본문 바로가기
  • Home

An Analysis of Differences in the Recognition of Career Choice, Satisfaction, and Major Adjustment among University Students - Focused on the Comparison between Health-Care Majors and Social Science Majors -

  • Crisisonomy
  • Abbr : KRCEM
  • 2013, 9(10), pp.165-182
  • Publisher : Crisis and Emergency Management: Theory and Praxis
  • Research Area : Social Science > Public Policy > Public Policy in general

김유호 1

1국가위기관리연구소

Accredited

ABSTRACT

This study tried to analyze differences in the recognition of career choice, satisfaction, and major adjustment among university students based on their majors. That is to say, this study examined differences in the recognition of career choice, satisfaction, and major adjustment among university students in health-care majors and social science majors. As a result of the analysis, first, there were no significant differences in the career recognition among other career choice factors, but differences between the two types of majors were found in learning preference and activity engagement factors. That is to say, the health-care majoring students were more sensitive to learning preference factors than the social science majoring students in that the former were interested in major classes and found themselves fit to major classes, and the formerwere also susceptible to activity engagement factors as they more frequently participated in major-related job events and club activities than the latter. Second, there were significant differences in major satisfaction and department satisfaction among other career satisfaction factors. That is to say, it turned out that the health-care majoring students were highly satisfied with their majors and with their departments. Third, there were no significant differences in major performance among other major adjustment factors, but there were significant differences in major immersion. That is to say, it turned out that the social science majoring students were highly immersed in their major work.
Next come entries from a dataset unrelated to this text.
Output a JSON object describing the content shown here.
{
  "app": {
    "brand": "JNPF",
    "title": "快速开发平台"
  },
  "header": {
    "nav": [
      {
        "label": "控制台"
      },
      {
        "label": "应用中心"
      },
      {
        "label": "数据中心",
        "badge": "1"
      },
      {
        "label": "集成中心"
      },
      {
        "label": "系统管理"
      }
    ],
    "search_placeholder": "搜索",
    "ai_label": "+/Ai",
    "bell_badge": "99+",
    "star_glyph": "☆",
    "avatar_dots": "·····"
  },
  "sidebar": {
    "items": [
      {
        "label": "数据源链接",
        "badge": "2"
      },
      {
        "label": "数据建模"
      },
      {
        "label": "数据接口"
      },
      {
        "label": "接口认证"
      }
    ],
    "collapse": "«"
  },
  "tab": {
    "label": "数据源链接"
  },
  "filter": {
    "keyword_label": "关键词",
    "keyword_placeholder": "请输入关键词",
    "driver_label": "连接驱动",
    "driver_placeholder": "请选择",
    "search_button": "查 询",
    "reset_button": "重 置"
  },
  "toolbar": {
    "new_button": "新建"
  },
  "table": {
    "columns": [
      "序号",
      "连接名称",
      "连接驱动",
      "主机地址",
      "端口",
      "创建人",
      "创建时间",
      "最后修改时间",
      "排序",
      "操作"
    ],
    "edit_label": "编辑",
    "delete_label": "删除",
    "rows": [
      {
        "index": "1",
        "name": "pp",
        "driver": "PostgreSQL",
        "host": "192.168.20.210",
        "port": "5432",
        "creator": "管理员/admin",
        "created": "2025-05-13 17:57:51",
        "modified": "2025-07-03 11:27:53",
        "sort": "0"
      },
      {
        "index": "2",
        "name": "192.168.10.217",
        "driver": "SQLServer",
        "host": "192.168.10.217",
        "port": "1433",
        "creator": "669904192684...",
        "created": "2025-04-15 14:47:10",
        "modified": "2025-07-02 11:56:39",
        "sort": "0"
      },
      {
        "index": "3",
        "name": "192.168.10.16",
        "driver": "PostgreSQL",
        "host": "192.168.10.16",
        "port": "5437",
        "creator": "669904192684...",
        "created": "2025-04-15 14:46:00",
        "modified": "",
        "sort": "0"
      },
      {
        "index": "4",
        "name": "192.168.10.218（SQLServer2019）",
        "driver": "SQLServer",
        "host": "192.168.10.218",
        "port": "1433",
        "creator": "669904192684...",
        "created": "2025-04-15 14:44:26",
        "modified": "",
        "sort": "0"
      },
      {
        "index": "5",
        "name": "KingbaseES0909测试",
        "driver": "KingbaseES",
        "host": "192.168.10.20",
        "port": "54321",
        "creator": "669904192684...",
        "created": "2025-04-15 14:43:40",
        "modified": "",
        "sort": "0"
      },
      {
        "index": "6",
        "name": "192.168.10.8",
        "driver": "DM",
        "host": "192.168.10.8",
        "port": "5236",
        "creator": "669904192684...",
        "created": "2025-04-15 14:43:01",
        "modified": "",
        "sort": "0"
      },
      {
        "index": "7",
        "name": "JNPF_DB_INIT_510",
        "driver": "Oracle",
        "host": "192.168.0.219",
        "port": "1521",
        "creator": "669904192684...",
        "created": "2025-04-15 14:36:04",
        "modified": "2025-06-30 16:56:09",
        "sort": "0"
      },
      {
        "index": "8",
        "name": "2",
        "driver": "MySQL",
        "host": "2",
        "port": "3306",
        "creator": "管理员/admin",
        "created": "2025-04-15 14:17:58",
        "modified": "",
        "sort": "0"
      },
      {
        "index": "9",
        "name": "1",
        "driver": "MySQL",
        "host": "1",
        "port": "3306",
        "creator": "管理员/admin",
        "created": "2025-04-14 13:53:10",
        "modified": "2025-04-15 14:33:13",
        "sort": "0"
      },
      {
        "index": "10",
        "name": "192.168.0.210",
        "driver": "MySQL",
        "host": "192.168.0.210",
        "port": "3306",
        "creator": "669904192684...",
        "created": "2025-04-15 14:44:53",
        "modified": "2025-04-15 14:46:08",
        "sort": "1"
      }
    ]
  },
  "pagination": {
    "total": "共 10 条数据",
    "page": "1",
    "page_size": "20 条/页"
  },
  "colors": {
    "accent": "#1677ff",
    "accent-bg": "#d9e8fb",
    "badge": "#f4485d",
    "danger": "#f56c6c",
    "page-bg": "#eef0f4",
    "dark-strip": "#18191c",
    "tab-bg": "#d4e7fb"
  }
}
As for other results, the health-care majoring students were much higher in career choice and satisfaction, but the social science majoring students showed higher immersion in their majors. From this, we can tell that career choice and satisfaction do not necessarily have similar influence on major adjustment though a conjecture in this study was that there would be differences in career choice, satisfaction, and major adjustment between the major types. Fourth, as for gender differences, the male students had high recognition of career choice and satisfaction, while their female counterparts had high recognition of major adjustment. Fifth, as for grade years, students in higher grade years had higher recognition of career, but had lower satisfaction with their departments. On the other hand, as a result of the analysis of the relations among career choice, satisfaction, and major adjustment, it turned out that career choice and satisfaction had significant influence on major adjustment in the health-care majoring students, but not in the social science majoring students. It is conjectured that this was because the former were highly satisfied with their career as they well selected their career, and hence based on this, they were well adjusted to their majors.

Citation status

* References for papers published after 2022 are currently being built.